Web page and app entries:

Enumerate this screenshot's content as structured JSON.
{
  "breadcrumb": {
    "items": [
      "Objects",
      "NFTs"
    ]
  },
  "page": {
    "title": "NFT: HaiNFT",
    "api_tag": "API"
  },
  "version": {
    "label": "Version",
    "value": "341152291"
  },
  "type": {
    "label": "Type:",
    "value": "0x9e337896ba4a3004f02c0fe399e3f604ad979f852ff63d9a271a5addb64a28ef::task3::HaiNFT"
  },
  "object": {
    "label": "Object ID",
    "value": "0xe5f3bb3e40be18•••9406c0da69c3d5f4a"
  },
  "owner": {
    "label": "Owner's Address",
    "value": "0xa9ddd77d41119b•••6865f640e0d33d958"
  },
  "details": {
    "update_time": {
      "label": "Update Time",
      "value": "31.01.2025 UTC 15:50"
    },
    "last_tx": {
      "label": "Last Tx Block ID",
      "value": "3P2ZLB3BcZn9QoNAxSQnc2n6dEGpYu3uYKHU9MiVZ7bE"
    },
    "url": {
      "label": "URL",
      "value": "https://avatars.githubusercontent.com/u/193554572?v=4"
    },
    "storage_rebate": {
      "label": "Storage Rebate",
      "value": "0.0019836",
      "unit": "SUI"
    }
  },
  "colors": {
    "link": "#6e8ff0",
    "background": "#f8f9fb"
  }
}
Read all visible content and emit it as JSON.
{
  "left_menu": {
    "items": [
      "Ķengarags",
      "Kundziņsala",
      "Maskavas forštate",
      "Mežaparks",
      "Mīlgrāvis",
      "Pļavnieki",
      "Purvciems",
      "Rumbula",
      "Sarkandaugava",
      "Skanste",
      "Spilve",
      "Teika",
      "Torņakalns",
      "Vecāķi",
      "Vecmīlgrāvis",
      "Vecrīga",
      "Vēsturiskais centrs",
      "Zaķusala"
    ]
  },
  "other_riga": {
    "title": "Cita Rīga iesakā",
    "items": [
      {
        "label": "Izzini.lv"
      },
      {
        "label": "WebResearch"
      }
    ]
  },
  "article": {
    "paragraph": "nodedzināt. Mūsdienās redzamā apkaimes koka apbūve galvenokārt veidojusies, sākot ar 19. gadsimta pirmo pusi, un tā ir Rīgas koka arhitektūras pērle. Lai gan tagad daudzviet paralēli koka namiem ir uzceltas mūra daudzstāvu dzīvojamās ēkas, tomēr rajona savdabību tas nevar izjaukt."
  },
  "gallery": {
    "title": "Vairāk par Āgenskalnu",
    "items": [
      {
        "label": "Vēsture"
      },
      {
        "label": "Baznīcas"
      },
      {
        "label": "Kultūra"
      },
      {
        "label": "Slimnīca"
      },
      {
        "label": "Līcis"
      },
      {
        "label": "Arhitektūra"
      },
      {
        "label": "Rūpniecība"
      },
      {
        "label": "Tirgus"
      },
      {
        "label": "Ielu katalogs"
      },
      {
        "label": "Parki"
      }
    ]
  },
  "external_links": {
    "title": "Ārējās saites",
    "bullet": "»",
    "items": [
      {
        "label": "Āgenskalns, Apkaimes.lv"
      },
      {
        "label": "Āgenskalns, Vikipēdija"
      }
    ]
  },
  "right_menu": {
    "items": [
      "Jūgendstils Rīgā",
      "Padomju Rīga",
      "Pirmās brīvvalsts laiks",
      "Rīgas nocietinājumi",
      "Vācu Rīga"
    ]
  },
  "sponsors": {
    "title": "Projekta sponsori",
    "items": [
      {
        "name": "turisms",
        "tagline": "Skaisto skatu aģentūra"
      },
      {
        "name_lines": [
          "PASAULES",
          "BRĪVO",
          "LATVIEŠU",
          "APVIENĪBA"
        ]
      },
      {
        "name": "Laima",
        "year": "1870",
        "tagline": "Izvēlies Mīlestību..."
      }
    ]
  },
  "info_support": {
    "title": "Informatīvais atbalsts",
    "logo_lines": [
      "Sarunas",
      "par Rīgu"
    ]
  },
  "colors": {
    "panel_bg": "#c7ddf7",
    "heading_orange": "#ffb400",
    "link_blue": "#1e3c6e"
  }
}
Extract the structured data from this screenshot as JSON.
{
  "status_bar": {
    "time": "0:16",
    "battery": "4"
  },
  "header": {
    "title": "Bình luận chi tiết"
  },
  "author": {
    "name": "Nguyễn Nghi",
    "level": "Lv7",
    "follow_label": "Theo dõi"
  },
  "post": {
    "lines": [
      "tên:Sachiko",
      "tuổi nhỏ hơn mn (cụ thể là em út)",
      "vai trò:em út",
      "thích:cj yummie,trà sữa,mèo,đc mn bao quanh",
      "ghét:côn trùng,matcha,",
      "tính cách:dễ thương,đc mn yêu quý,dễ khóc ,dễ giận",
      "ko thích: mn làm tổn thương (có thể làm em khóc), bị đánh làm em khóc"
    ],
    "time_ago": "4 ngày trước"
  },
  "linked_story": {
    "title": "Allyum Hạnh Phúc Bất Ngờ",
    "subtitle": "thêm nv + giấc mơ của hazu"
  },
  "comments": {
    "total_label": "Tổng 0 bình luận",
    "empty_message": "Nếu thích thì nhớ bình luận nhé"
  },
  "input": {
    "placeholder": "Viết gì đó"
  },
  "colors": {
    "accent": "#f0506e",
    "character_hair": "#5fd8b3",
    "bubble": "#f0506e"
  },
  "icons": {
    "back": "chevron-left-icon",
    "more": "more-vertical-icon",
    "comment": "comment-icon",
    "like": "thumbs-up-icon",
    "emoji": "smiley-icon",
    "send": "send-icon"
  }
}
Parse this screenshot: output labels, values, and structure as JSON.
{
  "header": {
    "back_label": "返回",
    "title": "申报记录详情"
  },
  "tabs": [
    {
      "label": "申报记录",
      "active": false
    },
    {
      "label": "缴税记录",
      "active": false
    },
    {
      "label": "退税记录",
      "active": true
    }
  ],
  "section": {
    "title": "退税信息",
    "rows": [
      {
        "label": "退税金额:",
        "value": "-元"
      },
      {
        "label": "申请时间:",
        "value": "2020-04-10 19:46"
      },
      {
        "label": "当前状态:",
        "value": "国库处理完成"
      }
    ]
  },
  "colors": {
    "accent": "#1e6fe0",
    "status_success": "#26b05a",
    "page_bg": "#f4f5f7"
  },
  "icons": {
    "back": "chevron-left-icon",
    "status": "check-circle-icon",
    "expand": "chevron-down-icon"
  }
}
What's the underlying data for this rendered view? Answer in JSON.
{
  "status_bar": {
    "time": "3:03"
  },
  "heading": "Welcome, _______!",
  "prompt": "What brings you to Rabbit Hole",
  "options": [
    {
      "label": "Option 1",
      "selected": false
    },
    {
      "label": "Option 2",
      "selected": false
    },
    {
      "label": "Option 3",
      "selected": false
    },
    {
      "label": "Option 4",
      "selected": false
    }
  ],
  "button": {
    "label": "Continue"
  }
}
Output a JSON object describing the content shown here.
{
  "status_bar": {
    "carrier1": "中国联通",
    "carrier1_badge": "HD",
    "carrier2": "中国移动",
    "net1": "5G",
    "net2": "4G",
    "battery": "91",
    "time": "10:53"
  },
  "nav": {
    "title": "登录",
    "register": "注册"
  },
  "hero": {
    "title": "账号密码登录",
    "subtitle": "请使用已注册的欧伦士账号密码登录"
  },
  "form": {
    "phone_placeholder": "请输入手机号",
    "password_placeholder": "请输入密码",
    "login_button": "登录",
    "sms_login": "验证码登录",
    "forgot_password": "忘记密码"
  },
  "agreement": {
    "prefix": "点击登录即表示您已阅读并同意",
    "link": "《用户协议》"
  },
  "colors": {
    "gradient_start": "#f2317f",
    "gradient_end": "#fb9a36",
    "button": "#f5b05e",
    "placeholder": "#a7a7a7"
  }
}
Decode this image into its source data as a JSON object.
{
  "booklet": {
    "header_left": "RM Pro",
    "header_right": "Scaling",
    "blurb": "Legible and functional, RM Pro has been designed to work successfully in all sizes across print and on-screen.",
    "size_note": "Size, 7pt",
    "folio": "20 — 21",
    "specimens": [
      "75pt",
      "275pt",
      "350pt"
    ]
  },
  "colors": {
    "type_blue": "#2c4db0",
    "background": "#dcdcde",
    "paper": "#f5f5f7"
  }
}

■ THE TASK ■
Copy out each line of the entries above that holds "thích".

■ EXERCISE RESULT ■
      "thích:cj yummie,trà sữa,mèo,đc mn bao quanh",
      "ko thích: mn làm tổn thương (có thể làm em khóc), bị đánh làm em khóc"
    "empty_message": "Nếu thích thì nhớ bình luận nhé"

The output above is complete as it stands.